As told by Bhutto in 2007, during one of her last interviews:

Today, it's not just the intelligence services, who were previously called a state within a state. Today it's the militants who are becoming yet another little state within the state, and this is leading some people to say that Pakistan is on the slippery slope of being called a failed state. But this is a crisis for Pakistan, that unless we deal with the extremists and the terrorists, our entire state could founder.

Pakistan’s successive governments, in large part through the ISI, created the now seemingly out-of-control conditions that prevail in Pakistan and enable the Taliban, al-Qaeda in the Indian Subcontinent (AQIS), and other militant groups to call the northwestern part of the country their sanctuary.

Resources and Further Reading

  • Coll, Steve. Ghost Wars: the Secret History of the CIA, Afghanistan, and Bin Laden, from the Soviet Invasion to September 10, 2001. Penguin, 2005.
  • Hussain, Yasir. The Assassination of Benazir Bhutto. Epitome, 2008.
  • Key Quotes from the Document.” Newsnight, BBC, 28 Sept. 2006.
  • Rashid, Ahmed.
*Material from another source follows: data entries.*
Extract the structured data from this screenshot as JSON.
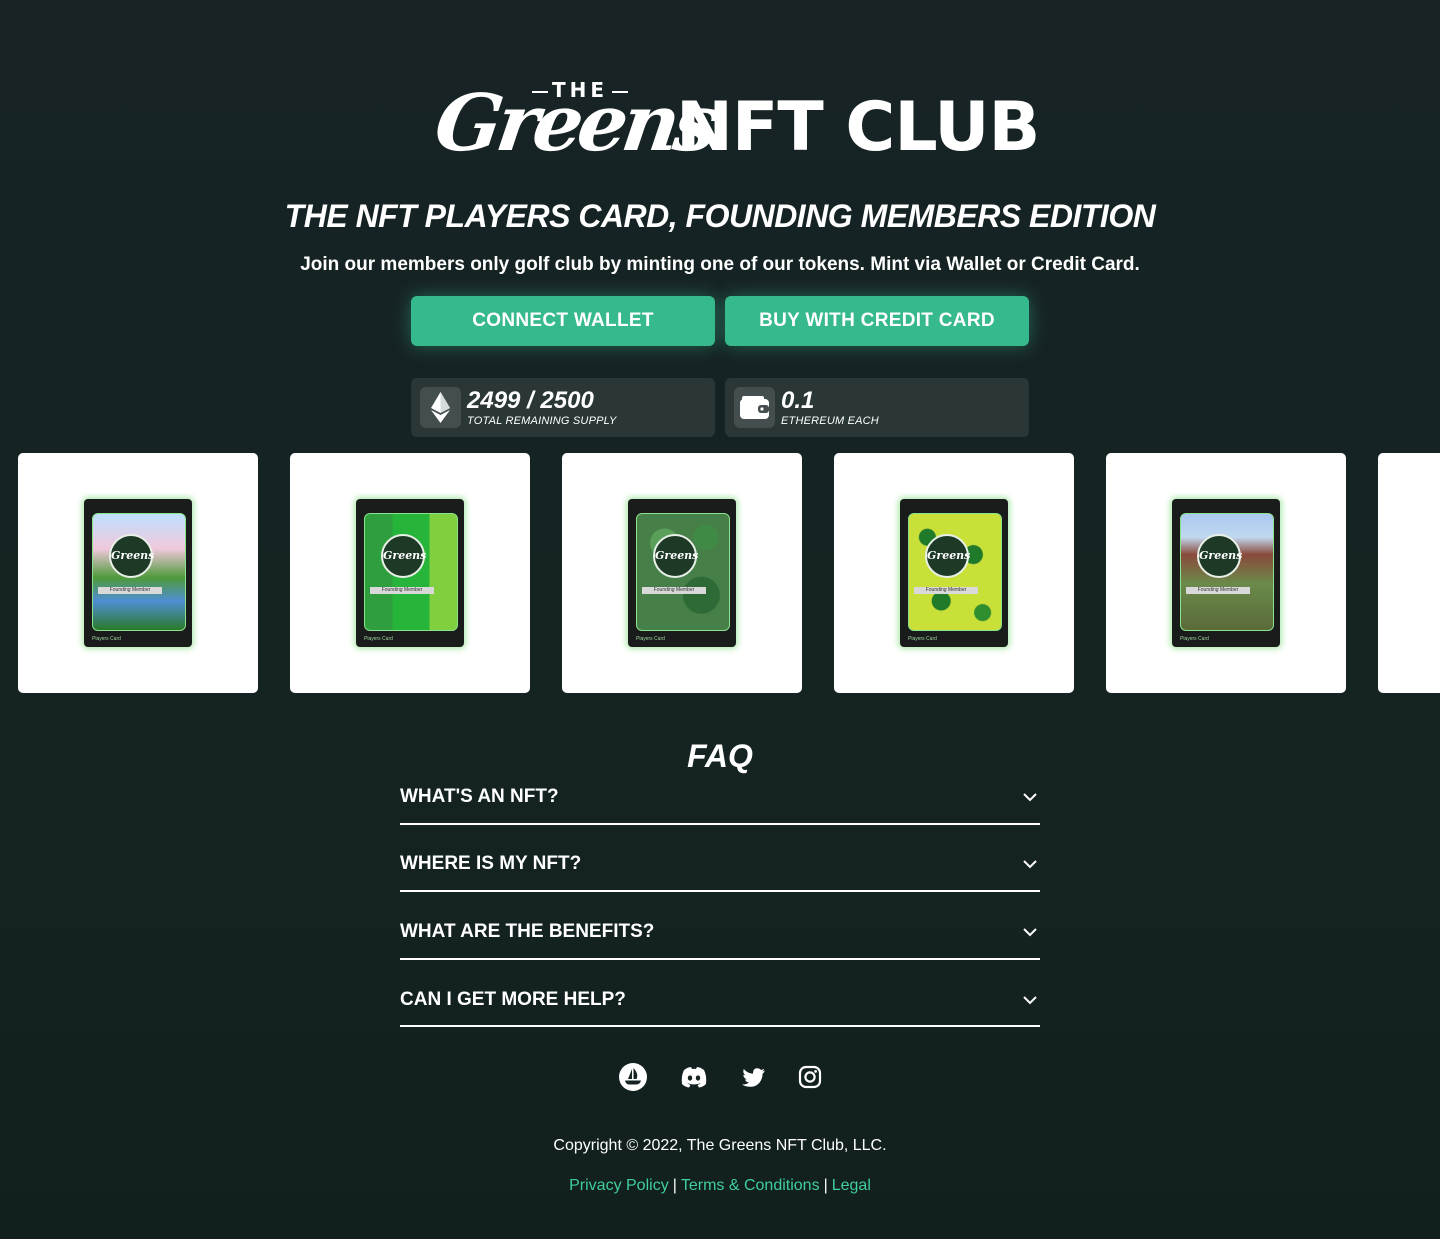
{
  "brand": {
    "the": "THE",
    "script": "Greens",
    "nft_club": "NFT CLUB"
  },
  "hero": {
    "headline": "THE NFT PLAYERS CARD, FOUNDING MEMBERS EDITION",
    "subheadline": "Join our members only golf club by minting one of our tokens. Mint via Wallet or Credit Card."
  },
  "buttons": {
    "connect_wallet": "CONNECT WALLET",
    "buy_credit_card": "BUY WITH CREDIT CARD"
  },
  "stats": {
    "supply": {
      "value": "2499 / 2500",
      "label": "TOTAL REMAINING SUPPLY",
      "icon": "ethereum-icon"
    },
    "price": {
      "value": "0.1",
      "label": "ETHEREUM EACH",
      "icon": "wallet-icon"
    }
  },
  "cards": [
    {
      "badge": "Greens",
      "ribbon": "Founding Member",
      "footer": "Players Card",
      "theme": "landscape"
    },
    {
      "badge": "Greens",
      "ribbon": "Founding Member",
      "footer": "Players Card",
      "theme": "stripes"
    },
    {
      "badge": "Greens",
      "ribbon": "Founding Member",
      "footer": "Players Card",
      "theme": "camo"
    },
    {
      "badge": "Greens",
      "ribbon": "Founding Member",
      "footer": "Players Card",
      "theme": "leopard"
    },
    {
      "badge": "Greens",
      "ribbon": "Founding Member",
      "footer": "Players Card",
      "theme": "castle"
    }
  ],
  "faq": {
    "title": "FAQ",
    "items": [
      {
        "question": "WHAT'S AN NFT?"
      },
      {
        "question": "WHERE IS MY NFT?"
      },
      {
        "question": "WHAT ARE THE BENEFITS?"
      },
      {
        "question": "CAN I GET MORE HELP?"
      }
    ]
  },
  "social": [
    "opensea-icon",
    "discord-icon",
    "twitter-icon",
    "instagram-icon"
  ],
  "footer": {
    "copyright": "Copyright © 2022, The Greens NFT Club, LLC.",
    "privacy": "Privacy Policy",
    "terms": "Terms & Conditions",
    "legal": "Legal",
    "separator": "|"
  },
  "colors": {
    "background": "#152323",
    "accent": "#36b98d",
    "link": "#3fcf9a",
    "stat_bg": "#2b3637"
  }
}
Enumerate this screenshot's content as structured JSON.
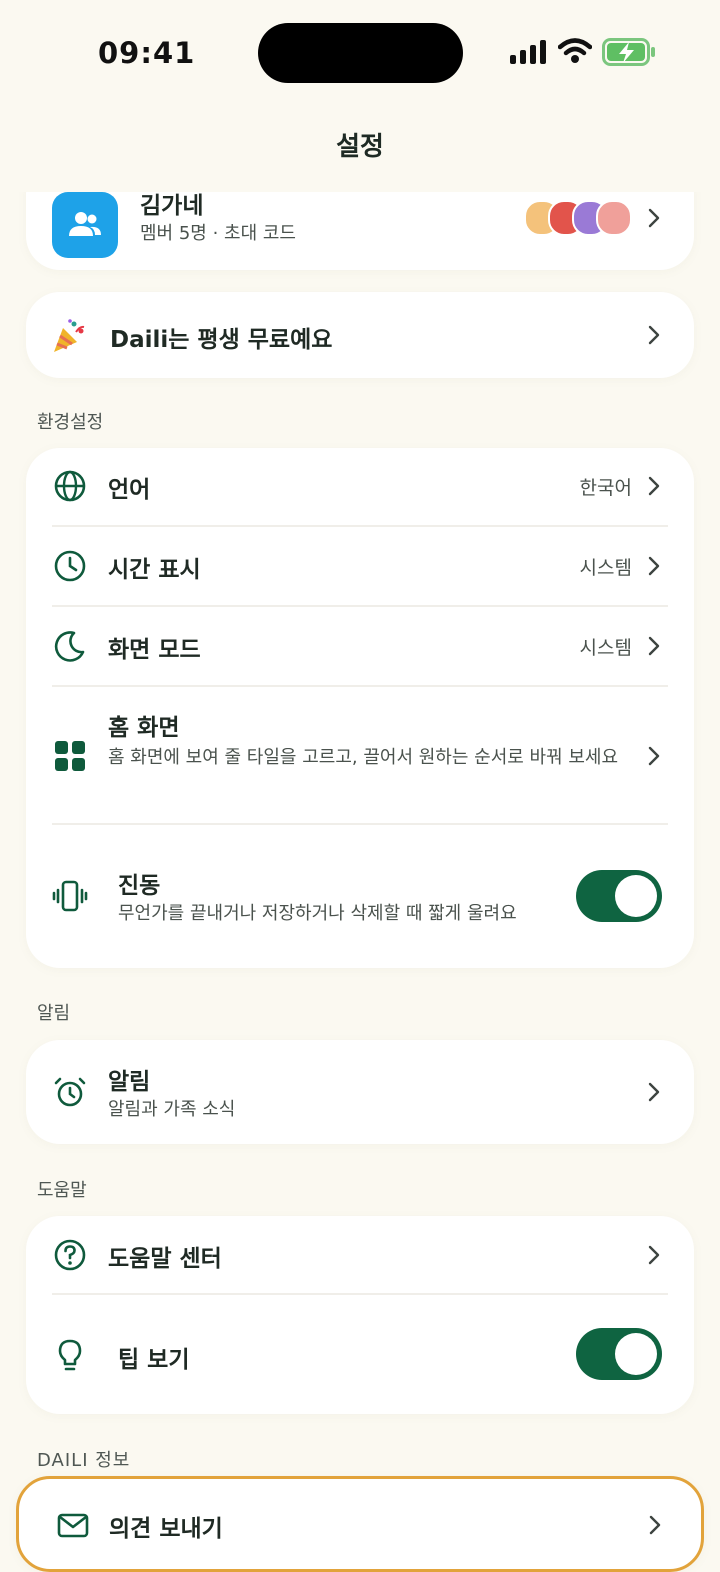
{
  "status_bar": {
    "time": "09:41"
  },
  "header": {
    "title": "설정"
  },
  "family": {
    "name": "김가네",
    "subtitle": "멤버 5명 · 초대 코드"
  },
  "promo": {
    "label": "Daili는 평생 무료예요"
  },
  "sections": {
    "preferences": "환경설정",
    "notifications": "알림",
    "help": "도움말",
    "about": "DAILI 정보"
  },
  "preferences": {
    "language": {
      "label": "언어",
      "value": "한국어"
    },
    "time_display": {
      "label": "시간 표시",
      "value": "시스템"
    },
    "screen_mode": {
      "label": "화면 모드",
      "value": "시스템"
    },
    "home_screen": {
      "label": "홈 화면",
      "description": "홈 화면에 보여 줄 타일을 고르고, 끌어서 원하는 순서로 바꿔 보세요"
    },
    "vibration": {
      "label": "진동",
      "description": "무언가를 끝내거나 저장하거나 삭제할 때 짧게 울려요",
      "enabled": true
    }
  },
  "notifications": {
    "alerts": {
      "label": "알림",
      "description": "알림과 가족 소식"
    }
  },
  "help": {
    "help_center": {
      "label": "도움말 센터"
    },
    "tips": {
      "label": "팁 보기",
      "enabled": true
    }
  },
  "about": {
    "feedback": {
      "label": "의견 보내기"
    }
  },
  "colors": {
    "accent": "#0f6441",
    "background": "#fbf9f1",
    "highlight": "#e2a33b",
    "family_icon_bg": "#1ea2e8"
  }
}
Descent into Chaos: The U.S. and the Failure of Nation Building in Pakistan, Afghanistan, and Central Asia. Penguin, 2009.